● **EXERCISE DESCRIPTION**
Your task is to restate the data word for word.

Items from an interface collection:
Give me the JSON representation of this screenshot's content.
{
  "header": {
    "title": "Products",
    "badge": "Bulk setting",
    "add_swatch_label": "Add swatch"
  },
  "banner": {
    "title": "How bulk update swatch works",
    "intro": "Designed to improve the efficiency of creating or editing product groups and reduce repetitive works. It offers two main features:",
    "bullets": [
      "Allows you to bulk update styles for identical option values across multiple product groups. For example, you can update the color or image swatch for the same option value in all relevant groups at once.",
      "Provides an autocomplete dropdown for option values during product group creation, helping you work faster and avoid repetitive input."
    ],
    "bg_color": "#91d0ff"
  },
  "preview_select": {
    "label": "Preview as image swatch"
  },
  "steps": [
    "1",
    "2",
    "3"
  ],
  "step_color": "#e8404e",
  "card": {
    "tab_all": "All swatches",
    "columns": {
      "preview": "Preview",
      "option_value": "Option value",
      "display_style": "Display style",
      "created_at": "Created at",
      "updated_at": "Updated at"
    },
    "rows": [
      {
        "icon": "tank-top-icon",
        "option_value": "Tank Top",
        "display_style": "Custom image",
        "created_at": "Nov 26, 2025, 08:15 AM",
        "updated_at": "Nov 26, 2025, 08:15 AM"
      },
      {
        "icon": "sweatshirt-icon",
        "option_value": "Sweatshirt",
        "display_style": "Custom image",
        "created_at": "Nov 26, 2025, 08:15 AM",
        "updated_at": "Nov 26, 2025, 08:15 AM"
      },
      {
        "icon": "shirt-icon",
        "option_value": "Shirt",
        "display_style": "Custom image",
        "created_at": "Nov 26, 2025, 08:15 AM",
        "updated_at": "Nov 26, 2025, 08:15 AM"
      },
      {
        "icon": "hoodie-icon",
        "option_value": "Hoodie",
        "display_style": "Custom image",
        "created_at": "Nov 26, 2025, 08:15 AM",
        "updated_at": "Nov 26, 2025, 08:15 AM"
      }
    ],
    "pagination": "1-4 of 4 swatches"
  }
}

● **PROBLEM SOLUTION**
Give me the JSON representation of this screenshot's content.
{
  "header": {
    "title": "Products",
    "badge": "Bulk setting",
    "add_swatch_label": "Add swatch"
  },
  "banner": {
    "title": "How bulk update swatch works",
    "intro": "Designed to improve the efficiency of creating or editing product groups and reduce repetitive works. It offers two main features:",
    "bullets": [
      "Allows you to bulk update styles for identical option values across multiple product groups. For example, you can update the color or image swatch for the same option value in all relevant groups at once.",
      "Provides an autocomplete dropdown for option values during product group creation, helping you work faster and avoid repetitive input."
    ],
    "bg_color": "#91d0ff"
  },
  "preview_select": {
    "label": "Preview as image swatch"
  },
  "steps": [
    "1",
    "2",
    "3"
  ],
  "step_color": "#e8404e",
  "card": {
    "tab_all": "All swatches",
    "columns": {
      "preview": "Preview",
      "option_value": "Option value",
      "display_style": "Display style",
      "created_at": "Created at",
      "updated_at": "Updated at"
    },
    "rows": [
      {
        "icon": "tank-top-icon",
        "option_value": "Tank Top",
        "display_style": "Custom image",
        "created_at": "Nov 26, 2025, 08:15 AM",
        "updated_at": "Nov 26, 2025, 08:15 AM"
      },
      {
        "icon": "sweatshirt-icon",
        "option_value": "Sweatshirt",
        "display_style": "Custom image",
        "created_at": "Nov 26, 2025, 08:15 AM",
        "updated_at": "Nov 26, 2025, 08:15 AM"
      },
      {
        "icon": "shirt-icon",
        "option_value": "Shirt",
        "display_style": "Custom image",
        "created_at": "Nov 26, 2025, 08:15 AM",
        "updated_at": "Nov 26, 2025, 08:15 AM"
      },
      {
        "icon": "hoodie-icon",
        "option_value": "Hoodie",
        "display_style": "Custom image",
        "created_at": "Nov 26, 2025, 08:15 AM",
        "updated_at": "Nov 26, 2025, 08:15 AM"
      }
    ],
    "pagination": "1-4 of 4 swatches"
  }
}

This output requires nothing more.